*** Record excerpts ***

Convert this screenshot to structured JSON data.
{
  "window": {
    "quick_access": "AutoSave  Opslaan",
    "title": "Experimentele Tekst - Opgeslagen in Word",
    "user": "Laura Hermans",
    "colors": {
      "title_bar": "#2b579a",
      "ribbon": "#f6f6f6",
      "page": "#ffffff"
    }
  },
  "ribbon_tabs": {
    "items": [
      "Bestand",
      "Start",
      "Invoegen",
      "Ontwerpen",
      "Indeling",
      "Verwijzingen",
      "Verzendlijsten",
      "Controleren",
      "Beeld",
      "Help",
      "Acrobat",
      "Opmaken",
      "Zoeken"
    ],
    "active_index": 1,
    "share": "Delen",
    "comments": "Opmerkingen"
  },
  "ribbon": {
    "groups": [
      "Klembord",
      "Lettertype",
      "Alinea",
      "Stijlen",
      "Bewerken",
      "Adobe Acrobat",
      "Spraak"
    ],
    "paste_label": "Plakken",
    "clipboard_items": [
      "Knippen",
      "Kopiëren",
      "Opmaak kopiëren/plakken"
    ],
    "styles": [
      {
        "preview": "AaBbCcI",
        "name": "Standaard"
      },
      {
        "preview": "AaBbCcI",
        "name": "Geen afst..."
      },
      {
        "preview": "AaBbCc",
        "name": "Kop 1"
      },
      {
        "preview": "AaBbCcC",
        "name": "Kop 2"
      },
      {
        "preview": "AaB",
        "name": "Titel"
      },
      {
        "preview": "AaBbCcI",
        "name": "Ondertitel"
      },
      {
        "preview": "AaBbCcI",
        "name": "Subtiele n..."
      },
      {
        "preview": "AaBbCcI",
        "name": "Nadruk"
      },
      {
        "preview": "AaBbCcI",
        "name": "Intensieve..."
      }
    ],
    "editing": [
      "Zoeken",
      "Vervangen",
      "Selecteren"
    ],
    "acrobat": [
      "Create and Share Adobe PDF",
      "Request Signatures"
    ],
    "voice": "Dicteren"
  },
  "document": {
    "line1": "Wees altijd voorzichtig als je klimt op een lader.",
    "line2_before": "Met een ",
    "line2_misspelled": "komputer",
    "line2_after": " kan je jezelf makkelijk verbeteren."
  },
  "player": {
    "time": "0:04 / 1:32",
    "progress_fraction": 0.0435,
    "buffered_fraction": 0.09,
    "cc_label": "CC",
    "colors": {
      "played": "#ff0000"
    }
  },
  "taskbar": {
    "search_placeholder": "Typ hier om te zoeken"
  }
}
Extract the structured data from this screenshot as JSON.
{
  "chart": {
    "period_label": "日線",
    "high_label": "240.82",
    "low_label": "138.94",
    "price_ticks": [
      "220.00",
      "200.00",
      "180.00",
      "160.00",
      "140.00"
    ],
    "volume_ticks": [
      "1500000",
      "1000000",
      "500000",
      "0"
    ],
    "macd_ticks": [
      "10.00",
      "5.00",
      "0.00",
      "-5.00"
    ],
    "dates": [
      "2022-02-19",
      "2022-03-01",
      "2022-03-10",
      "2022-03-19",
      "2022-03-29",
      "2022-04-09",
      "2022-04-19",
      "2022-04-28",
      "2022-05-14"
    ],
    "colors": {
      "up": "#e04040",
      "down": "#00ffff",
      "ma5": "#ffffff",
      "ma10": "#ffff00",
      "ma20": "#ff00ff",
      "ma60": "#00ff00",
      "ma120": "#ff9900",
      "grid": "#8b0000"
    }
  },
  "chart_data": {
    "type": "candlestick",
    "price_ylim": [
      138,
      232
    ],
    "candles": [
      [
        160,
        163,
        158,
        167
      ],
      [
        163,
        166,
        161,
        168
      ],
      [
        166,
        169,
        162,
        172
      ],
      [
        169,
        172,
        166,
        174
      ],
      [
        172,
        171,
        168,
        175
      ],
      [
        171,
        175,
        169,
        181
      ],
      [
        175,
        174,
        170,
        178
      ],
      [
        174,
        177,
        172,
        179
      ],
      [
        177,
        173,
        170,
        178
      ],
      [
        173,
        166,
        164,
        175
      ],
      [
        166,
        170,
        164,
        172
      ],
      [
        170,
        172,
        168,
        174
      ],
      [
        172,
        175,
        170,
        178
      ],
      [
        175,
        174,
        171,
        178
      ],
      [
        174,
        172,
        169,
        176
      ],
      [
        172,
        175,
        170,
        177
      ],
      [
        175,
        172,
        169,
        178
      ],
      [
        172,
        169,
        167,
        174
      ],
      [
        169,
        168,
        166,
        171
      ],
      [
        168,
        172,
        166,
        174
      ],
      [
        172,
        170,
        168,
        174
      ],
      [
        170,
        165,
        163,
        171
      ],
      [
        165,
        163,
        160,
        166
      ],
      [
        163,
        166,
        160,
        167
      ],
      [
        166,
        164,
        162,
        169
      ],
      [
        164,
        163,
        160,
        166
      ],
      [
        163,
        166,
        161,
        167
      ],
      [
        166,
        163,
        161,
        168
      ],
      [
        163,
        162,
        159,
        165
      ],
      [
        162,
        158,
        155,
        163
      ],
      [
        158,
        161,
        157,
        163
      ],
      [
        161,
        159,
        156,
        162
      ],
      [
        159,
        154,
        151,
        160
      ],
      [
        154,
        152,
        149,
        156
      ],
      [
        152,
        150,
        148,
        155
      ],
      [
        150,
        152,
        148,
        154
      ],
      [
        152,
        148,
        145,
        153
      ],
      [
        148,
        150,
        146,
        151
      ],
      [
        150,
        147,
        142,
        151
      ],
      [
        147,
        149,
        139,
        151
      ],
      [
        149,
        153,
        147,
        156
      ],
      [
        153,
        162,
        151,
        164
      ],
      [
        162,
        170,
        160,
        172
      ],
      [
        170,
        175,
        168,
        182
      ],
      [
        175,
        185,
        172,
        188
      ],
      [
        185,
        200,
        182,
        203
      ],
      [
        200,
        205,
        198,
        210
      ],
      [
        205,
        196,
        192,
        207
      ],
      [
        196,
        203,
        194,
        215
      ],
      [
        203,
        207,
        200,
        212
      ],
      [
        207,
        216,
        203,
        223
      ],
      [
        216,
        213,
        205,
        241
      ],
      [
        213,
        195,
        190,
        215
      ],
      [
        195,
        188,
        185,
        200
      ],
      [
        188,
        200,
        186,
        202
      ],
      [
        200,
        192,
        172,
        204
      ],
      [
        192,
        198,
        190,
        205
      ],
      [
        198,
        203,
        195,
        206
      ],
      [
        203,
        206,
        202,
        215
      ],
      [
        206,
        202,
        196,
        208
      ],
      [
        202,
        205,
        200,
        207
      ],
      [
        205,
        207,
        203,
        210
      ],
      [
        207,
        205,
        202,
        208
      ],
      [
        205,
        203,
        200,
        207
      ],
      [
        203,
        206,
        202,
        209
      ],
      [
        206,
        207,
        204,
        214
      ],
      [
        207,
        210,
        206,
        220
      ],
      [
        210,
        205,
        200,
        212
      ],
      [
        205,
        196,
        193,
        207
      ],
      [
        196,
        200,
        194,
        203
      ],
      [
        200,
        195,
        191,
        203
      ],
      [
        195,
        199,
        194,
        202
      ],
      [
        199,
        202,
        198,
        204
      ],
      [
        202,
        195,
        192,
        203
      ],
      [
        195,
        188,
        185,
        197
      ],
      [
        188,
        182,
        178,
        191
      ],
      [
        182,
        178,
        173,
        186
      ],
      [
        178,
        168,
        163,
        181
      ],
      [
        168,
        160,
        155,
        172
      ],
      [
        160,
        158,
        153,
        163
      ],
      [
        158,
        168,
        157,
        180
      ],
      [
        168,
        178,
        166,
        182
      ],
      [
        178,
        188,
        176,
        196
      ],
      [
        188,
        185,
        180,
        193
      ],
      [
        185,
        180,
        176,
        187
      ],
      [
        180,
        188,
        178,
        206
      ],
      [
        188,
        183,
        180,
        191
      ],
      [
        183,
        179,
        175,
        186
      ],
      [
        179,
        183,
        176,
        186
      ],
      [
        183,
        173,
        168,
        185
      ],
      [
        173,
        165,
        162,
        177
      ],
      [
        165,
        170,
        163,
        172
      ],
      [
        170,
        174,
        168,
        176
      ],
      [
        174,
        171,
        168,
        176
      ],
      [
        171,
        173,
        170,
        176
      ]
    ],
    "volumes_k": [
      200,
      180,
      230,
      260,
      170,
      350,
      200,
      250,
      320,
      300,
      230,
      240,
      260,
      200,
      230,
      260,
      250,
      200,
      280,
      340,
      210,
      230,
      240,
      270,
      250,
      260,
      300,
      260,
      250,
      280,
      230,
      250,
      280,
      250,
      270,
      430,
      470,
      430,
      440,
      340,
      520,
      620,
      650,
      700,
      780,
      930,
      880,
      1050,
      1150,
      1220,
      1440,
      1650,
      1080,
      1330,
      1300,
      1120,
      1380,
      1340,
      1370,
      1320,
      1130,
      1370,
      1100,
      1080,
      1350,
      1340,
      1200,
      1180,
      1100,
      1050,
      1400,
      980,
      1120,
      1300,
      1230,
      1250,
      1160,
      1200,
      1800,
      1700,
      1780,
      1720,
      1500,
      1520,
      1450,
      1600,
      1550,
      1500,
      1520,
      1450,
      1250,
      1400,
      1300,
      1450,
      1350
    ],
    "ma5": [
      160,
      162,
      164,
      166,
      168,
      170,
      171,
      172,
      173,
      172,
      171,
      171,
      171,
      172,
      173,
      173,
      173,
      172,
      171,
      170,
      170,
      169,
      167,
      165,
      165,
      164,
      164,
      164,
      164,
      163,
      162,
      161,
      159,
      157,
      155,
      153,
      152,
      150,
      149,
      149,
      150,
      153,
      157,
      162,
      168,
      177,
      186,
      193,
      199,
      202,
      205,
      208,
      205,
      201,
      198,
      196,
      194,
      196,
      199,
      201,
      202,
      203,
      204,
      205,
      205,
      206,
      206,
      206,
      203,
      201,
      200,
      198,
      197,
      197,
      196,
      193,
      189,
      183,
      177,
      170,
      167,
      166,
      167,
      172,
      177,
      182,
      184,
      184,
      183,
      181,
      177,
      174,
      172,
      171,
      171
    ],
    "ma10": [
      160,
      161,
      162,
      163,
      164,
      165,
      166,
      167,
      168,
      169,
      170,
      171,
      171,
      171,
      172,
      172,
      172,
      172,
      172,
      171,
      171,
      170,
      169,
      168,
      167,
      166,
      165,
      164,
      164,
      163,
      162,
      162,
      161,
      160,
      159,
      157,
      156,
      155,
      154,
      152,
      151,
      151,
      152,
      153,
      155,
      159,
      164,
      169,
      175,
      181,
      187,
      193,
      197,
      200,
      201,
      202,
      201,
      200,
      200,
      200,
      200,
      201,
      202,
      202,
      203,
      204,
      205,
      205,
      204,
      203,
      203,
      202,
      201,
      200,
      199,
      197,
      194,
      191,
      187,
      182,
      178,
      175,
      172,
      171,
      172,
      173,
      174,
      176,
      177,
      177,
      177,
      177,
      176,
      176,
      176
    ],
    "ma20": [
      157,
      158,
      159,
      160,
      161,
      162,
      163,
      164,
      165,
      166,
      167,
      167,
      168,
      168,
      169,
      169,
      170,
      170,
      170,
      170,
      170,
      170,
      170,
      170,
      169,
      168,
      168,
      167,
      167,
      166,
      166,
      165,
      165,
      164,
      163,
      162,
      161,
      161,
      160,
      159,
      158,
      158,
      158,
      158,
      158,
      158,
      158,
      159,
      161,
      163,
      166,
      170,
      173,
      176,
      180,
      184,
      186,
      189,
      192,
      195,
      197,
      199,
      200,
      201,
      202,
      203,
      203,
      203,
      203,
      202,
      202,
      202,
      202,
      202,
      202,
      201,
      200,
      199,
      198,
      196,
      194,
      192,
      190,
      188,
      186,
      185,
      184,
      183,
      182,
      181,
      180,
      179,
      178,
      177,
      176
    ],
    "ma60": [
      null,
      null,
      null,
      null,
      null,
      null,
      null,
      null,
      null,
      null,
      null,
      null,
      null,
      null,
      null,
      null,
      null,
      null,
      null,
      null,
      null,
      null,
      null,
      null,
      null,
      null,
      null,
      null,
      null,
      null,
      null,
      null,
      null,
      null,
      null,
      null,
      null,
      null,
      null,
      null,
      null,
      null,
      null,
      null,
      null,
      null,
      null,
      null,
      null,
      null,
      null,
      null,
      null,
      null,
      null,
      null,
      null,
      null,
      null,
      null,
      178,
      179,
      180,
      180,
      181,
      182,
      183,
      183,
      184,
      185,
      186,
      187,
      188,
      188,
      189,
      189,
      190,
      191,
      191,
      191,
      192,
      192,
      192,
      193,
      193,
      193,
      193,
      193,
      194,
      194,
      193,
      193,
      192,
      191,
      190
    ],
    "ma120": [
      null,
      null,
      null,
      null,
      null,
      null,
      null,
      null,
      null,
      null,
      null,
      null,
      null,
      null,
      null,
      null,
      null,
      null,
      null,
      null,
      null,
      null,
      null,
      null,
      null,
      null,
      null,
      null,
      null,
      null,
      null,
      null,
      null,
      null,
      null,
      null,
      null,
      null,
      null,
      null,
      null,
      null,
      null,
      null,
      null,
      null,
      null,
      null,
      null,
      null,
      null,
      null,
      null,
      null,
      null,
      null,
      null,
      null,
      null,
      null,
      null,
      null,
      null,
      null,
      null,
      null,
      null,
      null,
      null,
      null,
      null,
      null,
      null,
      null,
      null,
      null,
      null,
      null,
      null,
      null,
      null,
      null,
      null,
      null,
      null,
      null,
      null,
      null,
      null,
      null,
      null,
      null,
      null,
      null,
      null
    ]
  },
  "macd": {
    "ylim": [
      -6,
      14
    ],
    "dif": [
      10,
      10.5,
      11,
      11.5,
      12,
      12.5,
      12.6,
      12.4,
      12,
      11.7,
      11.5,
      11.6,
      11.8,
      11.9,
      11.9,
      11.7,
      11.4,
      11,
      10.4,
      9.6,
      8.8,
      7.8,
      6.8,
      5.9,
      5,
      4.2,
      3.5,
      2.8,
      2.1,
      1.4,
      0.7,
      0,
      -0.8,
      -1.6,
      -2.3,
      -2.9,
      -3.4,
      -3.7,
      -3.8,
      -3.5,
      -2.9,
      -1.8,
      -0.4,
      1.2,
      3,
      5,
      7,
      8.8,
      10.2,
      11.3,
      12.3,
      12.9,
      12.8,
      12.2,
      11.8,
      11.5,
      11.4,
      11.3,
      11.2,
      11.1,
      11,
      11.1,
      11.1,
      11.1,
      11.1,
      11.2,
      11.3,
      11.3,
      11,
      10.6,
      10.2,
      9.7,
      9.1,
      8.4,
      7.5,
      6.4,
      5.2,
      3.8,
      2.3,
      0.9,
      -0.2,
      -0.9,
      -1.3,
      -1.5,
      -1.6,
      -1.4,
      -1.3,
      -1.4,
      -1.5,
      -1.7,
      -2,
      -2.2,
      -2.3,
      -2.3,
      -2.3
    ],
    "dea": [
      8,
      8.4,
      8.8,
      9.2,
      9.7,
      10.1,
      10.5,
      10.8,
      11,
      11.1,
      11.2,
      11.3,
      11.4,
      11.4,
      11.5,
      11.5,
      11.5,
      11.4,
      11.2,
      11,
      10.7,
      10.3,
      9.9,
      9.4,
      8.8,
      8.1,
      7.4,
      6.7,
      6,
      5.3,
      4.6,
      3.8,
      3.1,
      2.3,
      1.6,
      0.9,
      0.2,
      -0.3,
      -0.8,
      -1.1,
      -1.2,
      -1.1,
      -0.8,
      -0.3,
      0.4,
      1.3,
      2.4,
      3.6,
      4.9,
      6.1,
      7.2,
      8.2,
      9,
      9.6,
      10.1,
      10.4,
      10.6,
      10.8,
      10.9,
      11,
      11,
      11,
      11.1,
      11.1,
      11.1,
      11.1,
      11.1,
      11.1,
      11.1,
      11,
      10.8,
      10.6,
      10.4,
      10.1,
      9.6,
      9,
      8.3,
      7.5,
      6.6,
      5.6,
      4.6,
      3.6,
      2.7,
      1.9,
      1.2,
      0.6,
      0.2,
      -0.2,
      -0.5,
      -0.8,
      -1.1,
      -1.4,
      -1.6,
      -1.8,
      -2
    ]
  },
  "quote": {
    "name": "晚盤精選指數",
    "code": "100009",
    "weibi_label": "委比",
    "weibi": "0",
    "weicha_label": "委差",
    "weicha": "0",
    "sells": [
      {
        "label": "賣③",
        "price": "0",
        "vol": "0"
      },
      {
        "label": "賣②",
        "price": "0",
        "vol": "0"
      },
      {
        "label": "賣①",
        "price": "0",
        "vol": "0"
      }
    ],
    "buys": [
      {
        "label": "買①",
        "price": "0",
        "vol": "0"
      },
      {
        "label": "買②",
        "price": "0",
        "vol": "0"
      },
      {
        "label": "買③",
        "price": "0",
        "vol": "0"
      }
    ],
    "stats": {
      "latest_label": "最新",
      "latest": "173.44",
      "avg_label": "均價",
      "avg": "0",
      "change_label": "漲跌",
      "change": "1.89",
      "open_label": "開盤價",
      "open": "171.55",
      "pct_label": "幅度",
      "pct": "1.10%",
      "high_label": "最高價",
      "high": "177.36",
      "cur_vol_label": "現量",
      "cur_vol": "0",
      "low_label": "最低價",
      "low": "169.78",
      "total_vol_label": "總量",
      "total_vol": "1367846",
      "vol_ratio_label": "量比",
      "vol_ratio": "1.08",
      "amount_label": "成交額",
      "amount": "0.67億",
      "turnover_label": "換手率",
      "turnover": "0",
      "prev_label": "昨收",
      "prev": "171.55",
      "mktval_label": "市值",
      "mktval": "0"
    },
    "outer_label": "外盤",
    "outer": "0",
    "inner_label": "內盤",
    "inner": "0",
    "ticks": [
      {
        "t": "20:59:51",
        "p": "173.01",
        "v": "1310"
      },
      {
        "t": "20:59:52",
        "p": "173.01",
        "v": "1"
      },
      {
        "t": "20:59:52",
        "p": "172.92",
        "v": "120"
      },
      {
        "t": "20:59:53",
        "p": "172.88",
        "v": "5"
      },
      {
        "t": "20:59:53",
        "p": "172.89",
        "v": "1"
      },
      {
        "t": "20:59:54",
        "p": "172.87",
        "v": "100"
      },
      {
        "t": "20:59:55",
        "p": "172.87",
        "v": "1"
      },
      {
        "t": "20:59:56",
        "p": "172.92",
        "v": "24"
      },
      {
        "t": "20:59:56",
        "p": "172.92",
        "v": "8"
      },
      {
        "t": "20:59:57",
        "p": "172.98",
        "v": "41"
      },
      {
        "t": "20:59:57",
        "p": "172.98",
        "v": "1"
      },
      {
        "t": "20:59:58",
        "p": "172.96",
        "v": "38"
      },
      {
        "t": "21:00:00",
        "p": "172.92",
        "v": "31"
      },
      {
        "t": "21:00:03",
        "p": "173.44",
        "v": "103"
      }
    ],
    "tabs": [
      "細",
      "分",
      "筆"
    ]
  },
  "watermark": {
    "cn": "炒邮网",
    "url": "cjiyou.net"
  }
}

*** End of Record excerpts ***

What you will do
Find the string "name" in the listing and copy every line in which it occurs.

Response
        "name": "Standaard"
        "name": "Geen afst..."
        "name": "Kop 1"
        "name": "Kop 2"
        "name": "Titel"
        "name": "Ondertitel"
        "name": "Subtiele n..."
        "name": "Nadruk"
        "name": "Intensieve..."
    "name": "晚盤精選指數",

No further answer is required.